What to work on: Leave out the pictures and copy everything else in the entries exactly.

Data:
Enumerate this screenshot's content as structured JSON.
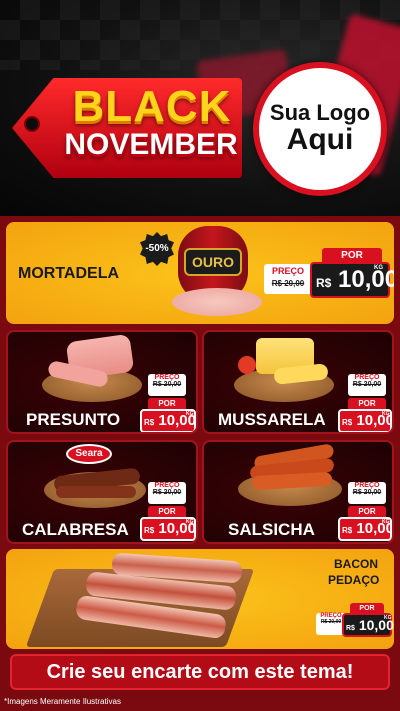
{
  "header": {
    "tag_line1": "BLACK",
    "tag_line2": "NOVEMBER",
    "logo_line1": "Sua Logo",
    "logo_line2": "Aqui"
  },
  "products": [
    {
      "name": "MORTADELA",
      "discount": "-50%",
      "brand": "OURO",
      "preco_label": "PREÇO",
      "old_price": "R$ 20,00",
      "por_label": "POR",
      "currency": "R$",
      "price": "10,00",
      "unit": "KG"
    },
    {
      "name": "PRESUNTO",
      "preco_label": "PREÇO",
      "old_price": "R$ 20,00",
      "por_label": "POR",
      "currency": "R$",
      "price": "10,00",
      "unit": "KG"
    },
    {
      "name": "MUSSARELA",
      "preco_label": "PREÇO",
      "old_price": "R$ 20,00",
      "por_label": "POR",
      "currency": "R$",
      "price": "10,00",
      "unit": "KG"
    },
    {
      "name": "CALABRESA",
      "brand": "Seara",
      "preco_label": "PREÇO",
      "old_price": "R$ 20,00",
      "por_label": "POR",
      "currency": "R$",
      "price": "10,00",
      "unit": "KG"
    },
    {
      "name": "SALSICHA",
      "preco_label": "PREÇO",
      "old_price": "R$ 20,00",
      "por_label": "POR",
      "currency": "R$",
      "price": "10,00",
      "unit": "KG"
    },
    {
      "name_line1": "BACON",
      "name_line2": "PEDAÇO",
      "preco_label": "PREÇO",
      "old_price": "R$ 20,00",
      "por_label": "POR",
      "currency": "R$",
      "price": "10,00",
      "unit": "KG"
    }
  ],
  "cta": "Crie seu encarte com este tema!",
  "footnote": "*Imagens Meramente Ilustrativas",
  "colors": {
    "brand_red": "#d8101f",
    "yellow": "#f3a20f",
    "dark_red": "#7a0a0f"
  }
}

Expected answer:
Enumerate this screenshot's content as structured JSON.
{
  "header": {
    "tag_line1": "BLACK",
    "tag_line2": "NOVEMBER",
    "logo_line1": "Sua Logo",
    "logo_line2": "Aqui"
  },
  "products": [
    {
      "name": "MORTADELA",
      "discount": "-50%",
      "brand": "OURO",
      "preco_label": "PREÇO",
      "old_price": "R$ 20,00",
      "por_label": "POR",
      "currency": "R$",
      "price": "10,00",
      "unit": "KG"
    },
    {
      "name": "PRESUNTO",
      "preco_label": "PREÇO",
      "old_price": "R$ 20,00",
      "por_label": "POR",
      "currency": "R$",
      "price": "10,00",
      "unit": "KG"
    },
    {
      "name": "MUSSARELA",
      "preco_label": "PREÇO",
      "old_price": "R$ 20,00",
      "por_label": "POR",
      "currency": "R$",
      "price": "10,00",
      "unit": "KG"
    },
    {
      "name": "CALABRESA",
      "brand": "Seara",
      "preco_label": "PREÇO",
      "old_price": "R$ 20,00",
      "por_label": "POR",
      "currency": "R$",
      "price": "10,00",
      "unit": "KG"
    },
    {
      "name": "SALSICHA",
      "preco_label": "PREÇO",
      "old_price": "R$ 20,00",
      "por_label": "POR",
      "currency": "R$",
      "price": "10,00",
      "unit": "KG"
    },
    {
      "name_line1": "BACON",
      "name_line2": "PEDAÇO",
      "preco_label": "PREÇO",
      "old_price": "R$ 20,00",
      "por_label": "POR",
      "currency": "R$",
      "price": "10,00",
      "unit": "KG"
    }
  ],
  "cta": "Crie seu encarte com este tema!",
  "footnote": "*Imagens Meramente Ilustrativas",
  "colors": {
    "brand_red": "#d8101f",
    "yellow": "#f3a20f",
    "dark_red": "#7a0a0f"
  }
}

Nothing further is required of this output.